[DATA IN THIS EXERCISE Boundary: Start]

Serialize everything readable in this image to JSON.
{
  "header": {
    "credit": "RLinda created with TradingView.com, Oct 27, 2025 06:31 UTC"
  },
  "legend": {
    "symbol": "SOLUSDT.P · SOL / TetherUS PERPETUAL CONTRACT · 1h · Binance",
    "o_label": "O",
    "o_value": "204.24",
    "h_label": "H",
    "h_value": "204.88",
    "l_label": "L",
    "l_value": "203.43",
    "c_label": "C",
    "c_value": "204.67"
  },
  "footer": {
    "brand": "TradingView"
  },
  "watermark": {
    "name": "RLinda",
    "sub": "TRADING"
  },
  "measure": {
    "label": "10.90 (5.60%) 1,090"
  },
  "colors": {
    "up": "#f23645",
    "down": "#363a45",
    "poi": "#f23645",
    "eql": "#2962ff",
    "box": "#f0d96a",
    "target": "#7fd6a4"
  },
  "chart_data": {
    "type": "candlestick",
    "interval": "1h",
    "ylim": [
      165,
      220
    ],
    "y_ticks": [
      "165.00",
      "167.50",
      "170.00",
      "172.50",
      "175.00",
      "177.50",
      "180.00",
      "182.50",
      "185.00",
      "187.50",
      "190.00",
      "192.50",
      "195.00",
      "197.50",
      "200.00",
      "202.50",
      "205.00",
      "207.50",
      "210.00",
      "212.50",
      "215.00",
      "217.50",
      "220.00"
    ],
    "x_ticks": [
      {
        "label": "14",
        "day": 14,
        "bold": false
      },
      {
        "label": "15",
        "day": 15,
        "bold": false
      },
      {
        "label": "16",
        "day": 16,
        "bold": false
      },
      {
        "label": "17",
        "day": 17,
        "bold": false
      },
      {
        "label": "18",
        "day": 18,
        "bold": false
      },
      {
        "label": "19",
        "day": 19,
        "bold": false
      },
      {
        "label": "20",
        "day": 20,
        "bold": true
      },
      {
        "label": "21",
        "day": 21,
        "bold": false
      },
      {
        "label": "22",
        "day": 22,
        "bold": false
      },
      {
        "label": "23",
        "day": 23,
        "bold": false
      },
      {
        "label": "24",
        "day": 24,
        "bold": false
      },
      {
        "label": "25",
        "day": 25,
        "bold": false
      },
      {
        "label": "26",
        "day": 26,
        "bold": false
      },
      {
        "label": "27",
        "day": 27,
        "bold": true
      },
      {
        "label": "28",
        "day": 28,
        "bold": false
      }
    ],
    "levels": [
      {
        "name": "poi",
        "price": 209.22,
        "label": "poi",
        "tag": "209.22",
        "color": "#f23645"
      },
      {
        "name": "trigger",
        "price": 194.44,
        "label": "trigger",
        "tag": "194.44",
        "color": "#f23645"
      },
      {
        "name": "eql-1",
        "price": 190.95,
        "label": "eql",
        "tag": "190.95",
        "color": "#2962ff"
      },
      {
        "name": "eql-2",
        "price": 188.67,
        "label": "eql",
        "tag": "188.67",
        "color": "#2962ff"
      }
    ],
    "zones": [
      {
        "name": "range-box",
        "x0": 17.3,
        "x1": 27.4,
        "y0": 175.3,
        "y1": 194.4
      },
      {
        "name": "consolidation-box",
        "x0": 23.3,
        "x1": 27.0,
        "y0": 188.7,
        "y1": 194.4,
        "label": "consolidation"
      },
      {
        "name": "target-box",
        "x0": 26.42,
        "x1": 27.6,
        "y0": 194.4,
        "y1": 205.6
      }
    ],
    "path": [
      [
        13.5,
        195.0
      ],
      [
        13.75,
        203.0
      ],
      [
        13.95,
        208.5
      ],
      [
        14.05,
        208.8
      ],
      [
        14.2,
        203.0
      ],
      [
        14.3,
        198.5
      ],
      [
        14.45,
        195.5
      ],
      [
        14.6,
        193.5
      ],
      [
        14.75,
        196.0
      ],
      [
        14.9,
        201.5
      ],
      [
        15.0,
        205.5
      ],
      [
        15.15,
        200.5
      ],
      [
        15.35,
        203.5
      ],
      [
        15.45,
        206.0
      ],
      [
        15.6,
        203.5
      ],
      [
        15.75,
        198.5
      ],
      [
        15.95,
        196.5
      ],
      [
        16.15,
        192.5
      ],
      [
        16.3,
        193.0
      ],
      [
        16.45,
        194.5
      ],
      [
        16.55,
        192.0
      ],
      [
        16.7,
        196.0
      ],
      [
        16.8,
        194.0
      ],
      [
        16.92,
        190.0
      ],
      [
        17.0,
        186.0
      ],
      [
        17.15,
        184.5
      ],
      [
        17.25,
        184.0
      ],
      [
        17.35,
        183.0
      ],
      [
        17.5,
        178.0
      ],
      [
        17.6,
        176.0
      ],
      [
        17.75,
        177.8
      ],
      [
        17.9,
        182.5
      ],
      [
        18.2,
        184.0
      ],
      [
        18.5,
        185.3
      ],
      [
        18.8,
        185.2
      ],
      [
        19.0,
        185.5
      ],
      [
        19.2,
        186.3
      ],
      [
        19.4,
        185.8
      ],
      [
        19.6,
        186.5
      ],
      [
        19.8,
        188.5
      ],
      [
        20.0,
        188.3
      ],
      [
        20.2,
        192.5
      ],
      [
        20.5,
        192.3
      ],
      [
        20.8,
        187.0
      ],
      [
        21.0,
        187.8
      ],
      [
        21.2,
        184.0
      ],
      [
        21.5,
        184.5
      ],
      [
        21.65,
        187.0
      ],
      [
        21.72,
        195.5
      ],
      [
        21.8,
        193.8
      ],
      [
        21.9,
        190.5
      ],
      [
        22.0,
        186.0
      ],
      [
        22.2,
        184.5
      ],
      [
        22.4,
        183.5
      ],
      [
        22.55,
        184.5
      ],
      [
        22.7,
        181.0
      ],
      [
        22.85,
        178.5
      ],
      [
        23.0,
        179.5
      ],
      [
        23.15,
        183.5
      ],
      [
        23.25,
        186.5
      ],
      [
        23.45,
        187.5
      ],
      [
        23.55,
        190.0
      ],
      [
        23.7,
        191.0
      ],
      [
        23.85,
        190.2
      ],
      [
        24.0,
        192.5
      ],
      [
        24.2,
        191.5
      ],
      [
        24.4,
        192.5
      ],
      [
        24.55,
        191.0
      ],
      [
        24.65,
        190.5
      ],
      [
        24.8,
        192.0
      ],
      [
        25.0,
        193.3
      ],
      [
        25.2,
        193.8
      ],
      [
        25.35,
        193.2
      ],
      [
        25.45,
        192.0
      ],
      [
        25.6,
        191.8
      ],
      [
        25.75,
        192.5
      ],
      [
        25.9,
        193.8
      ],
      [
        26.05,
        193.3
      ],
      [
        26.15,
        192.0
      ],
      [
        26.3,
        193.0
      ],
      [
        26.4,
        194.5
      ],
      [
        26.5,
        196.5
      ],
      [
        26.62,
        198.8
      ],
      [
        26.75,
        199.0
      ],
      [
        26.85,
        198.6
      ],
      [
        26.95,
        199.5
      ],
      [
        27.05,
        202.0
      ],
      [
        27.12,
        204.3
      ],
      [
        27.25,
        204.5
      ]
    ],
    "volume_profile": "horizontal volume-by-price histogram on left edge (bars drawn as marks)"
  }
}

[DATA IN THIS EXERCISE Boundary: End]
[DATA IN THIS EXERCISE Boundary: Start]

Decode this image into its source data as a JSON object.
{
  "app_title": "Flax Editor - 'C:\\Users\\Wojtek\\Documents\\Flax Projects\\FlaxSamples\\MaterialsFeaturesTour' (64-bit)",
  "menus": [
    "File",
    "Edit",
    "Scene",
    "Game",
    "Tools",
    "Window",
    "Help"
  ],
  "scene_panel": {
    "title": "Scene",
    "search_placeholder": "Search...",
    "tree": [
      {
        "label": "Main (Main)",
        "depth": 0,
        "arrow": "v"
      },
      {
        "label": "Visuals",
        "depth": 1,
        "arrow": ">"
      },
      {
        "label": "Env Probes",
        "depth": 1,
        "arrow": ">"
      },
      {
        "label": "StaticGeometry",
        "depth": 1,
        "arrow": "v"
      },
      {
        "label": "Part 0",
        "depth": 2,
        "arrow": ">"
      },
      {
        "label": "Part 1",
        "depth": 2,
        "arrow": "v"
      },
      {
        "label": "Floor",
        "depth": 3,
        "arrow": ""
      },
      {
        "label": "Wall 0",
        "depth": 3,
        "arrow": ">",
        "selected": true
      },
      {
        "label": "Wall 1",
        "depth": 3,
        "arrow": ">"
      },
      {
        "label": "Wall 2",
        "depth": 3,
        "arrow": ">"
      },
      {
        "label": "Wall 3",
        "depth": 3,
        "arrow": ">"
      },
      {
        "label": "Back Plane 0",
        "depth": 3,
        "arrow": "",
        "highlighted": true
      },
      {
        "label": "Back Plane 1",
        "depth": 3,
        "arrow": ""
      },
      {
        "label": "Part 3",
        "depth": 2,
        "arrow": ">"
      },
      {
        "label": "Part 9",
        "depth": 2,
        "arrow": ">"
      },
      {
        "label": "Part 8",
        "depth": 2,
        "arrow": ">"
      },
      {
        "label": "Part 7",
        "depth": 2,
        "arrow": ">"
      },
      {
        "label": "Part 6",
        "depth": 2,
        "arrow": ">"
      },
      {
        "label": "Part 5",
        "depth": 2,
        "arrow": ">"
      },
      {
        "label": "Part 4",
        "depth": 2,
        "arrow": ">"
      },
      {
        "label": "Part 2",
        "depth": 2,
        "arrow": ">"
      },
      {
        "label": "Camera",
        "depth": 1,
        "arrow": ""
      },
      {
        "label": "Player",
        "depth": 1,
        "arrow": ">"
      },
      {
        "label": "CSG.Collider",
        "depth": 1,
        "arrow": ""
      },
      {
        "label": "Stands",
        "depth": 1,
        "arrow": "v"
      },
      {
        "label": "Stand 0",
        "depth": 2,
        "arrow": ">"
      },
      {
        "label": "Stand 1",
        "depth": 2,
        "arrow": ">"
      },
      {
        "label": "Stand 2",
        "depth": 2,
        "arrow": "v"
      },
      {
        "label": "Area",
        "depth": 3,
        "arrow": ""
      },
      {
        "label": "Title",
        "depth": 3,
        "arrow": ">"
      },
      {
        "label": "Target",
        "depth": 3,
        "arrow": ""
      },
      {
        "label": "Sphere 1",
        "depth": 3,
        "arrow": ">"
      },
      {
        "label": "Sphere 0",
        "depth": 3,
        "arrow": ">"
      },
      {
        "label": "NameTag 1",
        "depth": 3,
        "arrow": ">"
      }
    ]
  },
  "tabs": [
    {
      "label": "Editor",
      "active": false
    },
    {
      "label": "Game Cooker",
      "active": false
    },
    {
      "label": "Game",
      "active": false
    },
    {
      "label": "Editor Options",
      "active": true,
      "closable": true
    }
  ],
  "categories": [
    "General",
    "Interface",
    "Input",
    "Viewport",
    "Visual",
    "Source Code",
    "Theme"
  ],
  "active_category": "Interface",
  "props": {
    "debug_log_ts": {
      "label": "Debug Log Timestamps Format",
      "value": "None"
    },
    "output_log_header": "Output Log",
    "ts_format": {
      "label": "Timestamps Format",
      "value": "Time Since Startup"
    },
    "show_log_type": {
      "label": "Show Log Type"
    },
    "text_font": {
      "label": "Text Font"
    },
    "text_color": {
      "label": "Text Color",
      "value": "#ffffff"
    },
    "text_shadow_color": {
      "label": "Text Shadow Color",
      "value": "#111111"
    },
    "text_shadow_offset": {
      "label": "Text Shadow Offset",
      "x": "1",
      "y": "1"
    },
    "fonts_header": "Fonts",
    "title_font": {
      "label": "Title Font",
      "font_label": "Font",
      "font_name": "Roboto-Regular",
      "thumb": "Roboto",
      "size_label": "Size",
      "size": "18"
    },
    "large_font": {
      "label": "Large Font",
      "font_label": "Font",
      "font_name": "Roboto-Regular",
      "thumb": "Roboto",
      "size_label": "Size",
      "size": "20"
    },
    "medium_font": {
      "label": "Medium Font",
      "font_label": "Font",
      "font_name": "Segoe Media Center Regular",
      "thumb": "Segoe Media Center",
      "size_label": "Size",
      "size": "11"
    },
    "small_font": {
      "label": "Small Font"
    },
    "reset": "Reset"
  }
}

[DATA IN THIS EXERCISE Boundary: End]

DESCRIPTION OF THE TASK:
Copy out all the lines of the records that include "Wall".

RESULT FOR THIS EXERCISE:
        "label": "Wall 0",
        "label": "Wall 1",
        "label": "Wall 2",
        "label": "Wall 3",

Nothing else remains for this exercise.